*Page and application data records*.
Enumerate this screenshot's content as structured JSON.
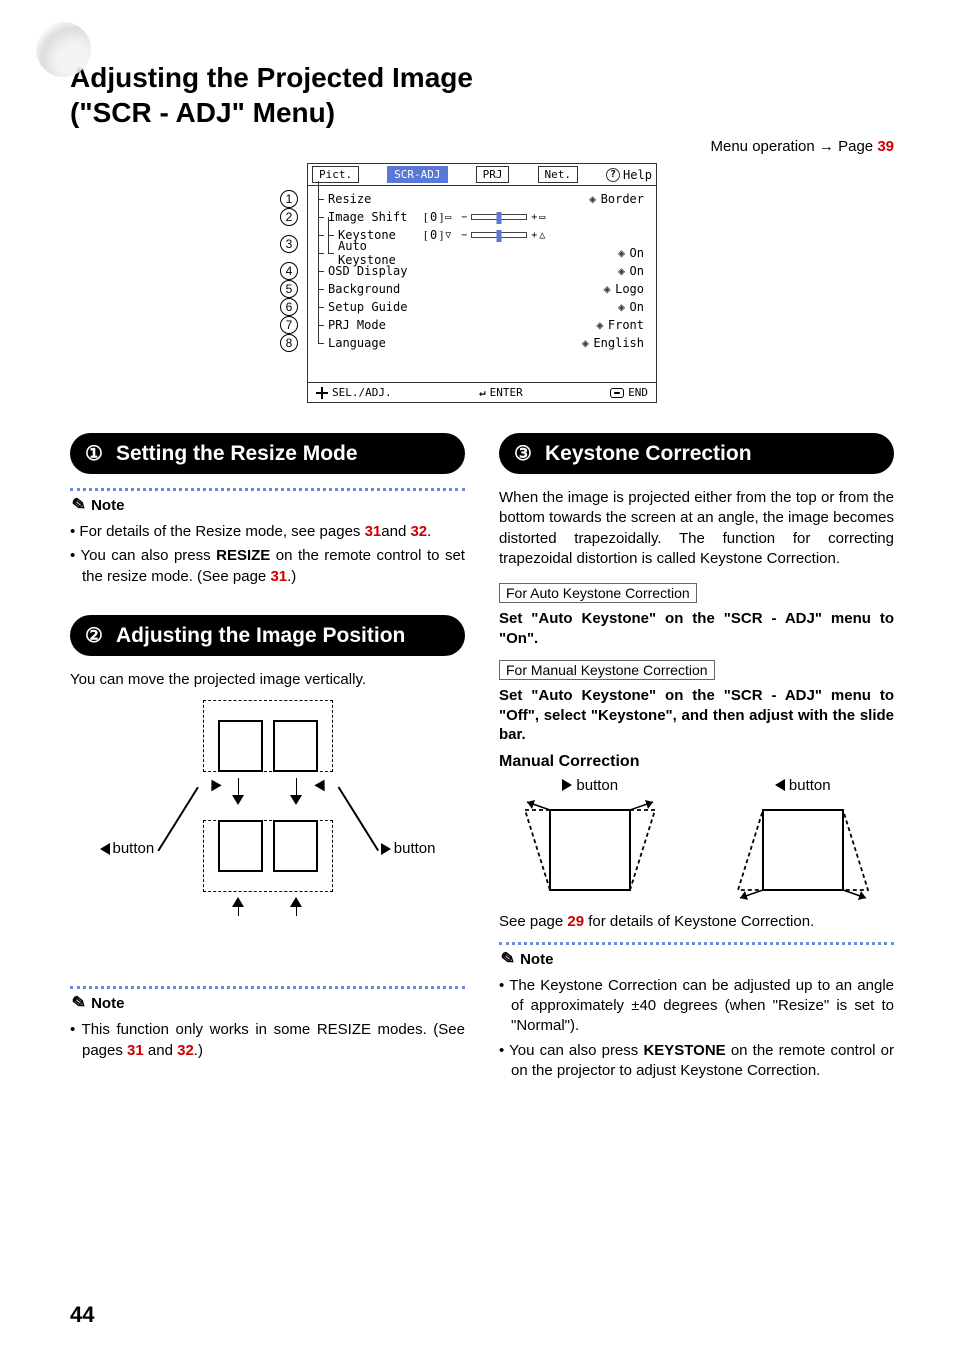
{
  "title_l1": "Adjusting the Projected Image",
  "title_l2": "(\"SCR - ADJ\" Menu)",
  "menu_op_text": "Menu operation",
  "menu_op_page_label": "Page",
  "menu_op_page": "39",
  "osd": {
    "tabs": [
      "Pict.",
      "SCR-ADJ",
      "PRJ",
      "Net.",
      "Help"
    ],
    "active_tab_index": 1,
    "rows": [
      {
        "num": "1",
        "label": "Resize",
        "type": "arrow",
        "value": "Border"
      },
      {
        "num": "2",
        "label": "Image Shift",
        "type": "slider",
        "bval": "0",
        "glyphL": "▭",
        "glyphR": "▭"
      },
      {
        "num": "3",
        "label": "Keystone",
        "type": "slider",
        "bval": "0",
        "glyphL": "▽",
        "glyphR": "△",
        "nested": true
      },
      {
        "num": "",
        "label": "Auto Keystone",
        "type": "arrow",
        "value": "On",
        "nested": true
      },
      {
        "num": "4",
        "label": "OSD Display",
        "type": "arrow",
        "value": "On"
      },
      {
        "num": "5",
        "label": "Background",
        "type": "arrow",
        "value": "Logo"
      },
      {
        "num": "6",
        "label": "Setup Guide",
        "type": "arrow",
        "value": "On"
      },
      {
        "num": "7",
        "label": "PRJ Mode",
        "type": "arrow",
        "value": "Front"
      },
      {
        "num": "8",
        "label": "Language",
        "type": "arrow",
        "value": "English"
      }
    ],
    "footer": {
      "sel": "SEL./ADJ.",
      "enter": "ENTER",
      "end": "END"
    }
  },
  "s1": {
    "num": "①",
    "title": "Setting the Resize Mode",
    "note_label": "Note",
    "n1a": "For details of the Resize mode, see pages ",
    "n1p1": "31",
    "n1and": "and ",
    "n1p2": "32",
    "n1dot": ".",
    "n2a": "You can also press ",
    "n2b": "RESIZE",
    "n2c": " on the remote control to set the resize mode. (See page ",
    "n2p": "31",
    "n2d": ".)"
  },
  "s2": {
    "num": "②",
    "title": "Adjusting the Image Position",
    "body": "You can move the projected image vertically.",
    "btn_left": "button",
    "btn_right": "button",
    "note_label": "Note",
    "n1a": "This function only works in some RESIZE modes. (See pages ",
    "n1p1": "31",
    "n1and": " and ",
    "n1p2": "32",
    "n1d": ".)"
  },
  "s3": {
    "num": "③",
    "title": "Keystone Correction",
    "body": "When the image is projected either from the top or from the bottom towards the screen at an angle, the image becomes distorted trapezoidally. The function for correcting trapezoidal distortion is called Keystone Correction.",
    "box1": "For Auto Keystone Correction",
    "instr1": "Set \"Auto Keystone\" on the \"SCR - ADJ\" menu to \"On\".",
    "box2": "For Manual Keystone Correction",
    "instr2": "Set \"Auto Keystone\" on the \"SCR - ADJ\" menu to \"Off\", select \"Keystone\", and then adjust with the slide bar.",
    "sub": "Manual Correction",
    "btn_right": "button",
    "btn_left": "button",
    "see_a": "See page ",
    "see_p": "29",
    "see_b": " for details of Keystone Correction.",
    "note_label": "Note",
    "n1": "The Keystone Correction can be adjusted up to an angle of approximately ±40 degrees (when \"Resize\" is set to \"Normal\").",
    "n2a": "You can also press ",
    "n2b": "KEYSTONE",
    "n2c": " on the remote control or on the projector to adjust Keystone Correction."
  },
  "page_number": "44"
}
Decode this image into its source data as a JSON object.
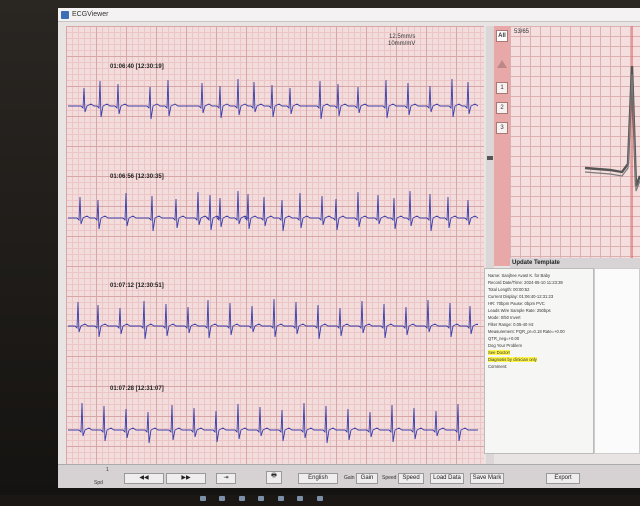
{
  "window": {
    "title": "ECGViewer"
  },
  "strips": {
    "gain_label_1": "12.5mm/s",
    "gain_label_2": "10mm/mV",
    "rows": [
      {
        "time": "01:06:40 [12:30:19]"
      },
      {
        "time": "01:06:56 [12:30:35]"
      },
      {
        "time": "01:07:12 [12:30:51]"
      },
      {
        "time": "01:07:28 [12:31:07]"
      }
    ]
  },
  "beat_panel": {
    "all_label": "All",
    "buttons": [
      "1",
      "2",
      "3"
    ]
  },
  "template": {
    "counter": "53/65",
    "update_label": "Update Template"
  },
  "info": {
    "rows": [
      "Name: Sanjhee          Avast K. for Baby",
      "Record Date/Time: 2024-05-10  11:23:39",
      "Total Length: 00:00:52",
      "Current Display: 01:06:40-12:31:23",
      "HR: 70bpm          Pause: 0bpm  PVC",
      "Leads Wire          Sample Rate: 250bps",
      "Mode: 0/50          Invert",
      "Filter Range: 0.05-40 Hz",
      "Measurement: PQR_pr=0.18 Rate=+0.00",
      "         QTR_neg=+0.00",
      "Dog Your Problem",
      "See Doctor!",
      "Diagnosis by clinician only",
      "Comment:"
    ],
    "highlight_rows": [
      11,
      12
    ]
  },
  "toolbar": {
    "page_label": "1",
    "spd_label": "Spd",
    "prev_label": "◀◀",
    "next_label": "▶▶",
    "exit_label": "⇥",
    "print_label": "🖶",
    "lang_value": "English",
    "gain_label": "Gain",
    "gain_value": "Gain",
    "speed_label": "Speed",
    "speed_value": "Speed",
    "btn1": "Load Data",
    "btn2": "Save Mark",
    "btn3": "Export"
  },
  "colors": {
    "trace": "#3b3ea8",
    "grid_major": "#d7a6a6",
    "highlight": "#fff64a"
  }
}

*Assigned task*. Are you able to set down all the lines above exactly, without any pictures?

*Response*.
Enumerate this screenshot's content as structured JSON.
{
  "title_l1": "Adjusting the Projected Image",
  "title_l2": "(\"SCR - ADJ\" Menu)",
  "menu_op_text": "Menu operation",
  "menu_op_page_label": "Page",
  "menu_op_page": "39",
  "osd": {
    "tabs": [
      "Pict.",
      "SCR-ADJ",
      "PRJ",
      "Net.",
      "Help"
    ],
    "active_tab_index": 1,
    "rows": [
      {
        "num": "1",
        "label": "Resize",
        "type": "arrow",
        "value": "Border"
      },
      {
        "num": "2",
        "label": "Image Shift",
        "type": "slider",
        "bval": "0",
        "glyphL": "▭",
        "glyphR": "▭"
      },
      {
        "num": "3",
        "label": "Keystone",
        "type": "slider",
        "bval": "0",
        "glyphL": "▽",
        "glyphR": "△",
        "nested": true
      },
      {
        "num": "",
        "label": "Auto Keystone",
        "type": "arrow",
        "value": "On",
        "nested": true
      },
      {
        "num": "4",
        "label": "OSD Display",
        "type": "arrow",
        "value": "On"
      },
      {
        "num": "5",
        "label": "Background",
        "type": "arrow",
        "value": "Logo"
      },
      {
        "num": "6",
        "label": "Setup Guide",
        "type": "arrow",
        "value": "On"
      },
      {
        "num": "7",
        "label": "PRJ Mode",
        "type": "arrow",
        "value": "Front"
      },
      {
        "num": "8",
        "label": "Language",
        "type": "arrow",
        "value": "English"
      }
    ],
    "footer": {
      "sel": "SEL./ADJ.",
      "enter": "ENTER",
      "end": "END"
    }
  },
  "s1": {
    "num": "①",
    "title": "Setting the Resize Mode",
    "note_label": "Note",
    "n1a": "For details of the Resize mode, see pages ",
    "n1p1": "31",
    "n1and": "and ",
    "n1p2": "32",
    "n1dot": ".",
    "n2a": "You can also press ",
    "n2b": "RESIZE",
    "n2c": " on the remote control to set the resize mode. (See page ",
    "n2p": "31",
    "n2d": ".)"
  },
  "s2": {
    "num": "②",
    "title": "Adjusting the Image Position",
    "body": "You can move the projected image vertically.",
    "btn_left": "button",
    "btn_right": "button",
    "note_label": "Note",
    "n1a": "This function only works in some RESIZE modes. (See pages ",
    "n1p1": "31",
    "n1and": " and ",
    "n1p2": "32",
    "n1d": ".)"
  },
  "s3": {
    "num": "③",
    "title": "Keystone Correction",
    "body": "When the image is projected either from the top or from the bottom towards the screen at an angle, the image becomes distorted trapezoidally. The function for correcting trapezoidal distortion is called Keystone Correction.",
    "box1": "For Auto Keystone Correction",
    "instr1": "Set \"Auto Keystone\" on the \"SCR - ADJ\" menu to \"On\".",
    "box2": "For Manual Keystone Correction",
    "instr2": "Set \"Auto Keystone\" on the \"SCR - ADJ\" menu to \"Off\", select \"Keystone\", and then adjust with the slide bar.",
    "sub": "Manual Correction",
    "btn_right": "button",
    "btn_left": "button",
    "see_a": "See page ",
    "see_p": "29",
    "see_b": " for details of Keystone Correction.",
    "note_label": "Note",
    "n1": "The Keystone Correction can be adjusted up to an angle of approximately ±40 degrees (when \"Resize\" is set to \"Normal\").",
    "n2a": "You can also press ",
    "n2b": "KEYSTONE",
    "n2c": " on the remote control or on the projector to adjust Keystone Correction."
  },
  "page_number": "44"
}
Decode this image into its source data as a JSON object.
{
  "window": {
    "title": "ECGViewer"
  },
  "strips": {
    "gain_label_1": "12.5mm/s",
    "gain_label_2": "10mm/mV",
    "rows": [
      {
        "time": "01:06:40 [12:30:19]"
      },
      {
        "time": "01:06:56 [12:30:35]"
      },
      {
        "time": "01:07:12 [12:30:51]"
      },
      {
        "time": "01:07:28 [12:31:07]"
      }
    ]
  },
  "beat_panel": {
    "all_label": "All",
    "buttons": [
      "1",
      "2",
      "3"
    ]
  },
  "template": {
    "counter": "53/65",
    "update_label": "Update Template"
  },
  "info": {
    "rows": [
      "Name: Sanjhee          Avast K. for Baby",
      "Record Date/Time: 2024-05-10  11:23:39",
      "Total Length: 00:00:52",
      "Current Display: 01:06:40-12:31:23",
      "HR: 70bpm          Pause: 0bpm  PVC",
      "Leads Wire          Sample Rate: 250bps",
      "Mode: 0/50          Invert",
      "Filter Range: 0.05-40 Hz",
      "Measurement: PQR_pr=0.18 Rate=+0.00",
      "         QTR_neg=+0.00",
      "Dog Your Problem",
      "See Doctor!",
      "Diagnosis by clinician only",
      "Comment:"
    ],
    "highlight_rows": [
      11,
      12
    ]
  },
  "toolbar": {
    "page_label": "1",
    "spd_label": "Spd",
    "prev_label": "◀◀",
    "next_label": "▶▶",
    "exit_label": "⇥",
    "print_label": "🖶",
    "lang_value": "English",
    "gain_label": "Gain",
    "gain_value": "Gain",
    "speed_label": "Speed",
    "speed_value": "Speed",
    "btn1": "Load Data",
    "btn2": "Save Mark",
    "btn3": "Export"
  },
  "colors": {
    "trace": "#3b3ea8",
    "grid_major": "#d7a6a6",
    "highlight": "#fff64a"
  }
}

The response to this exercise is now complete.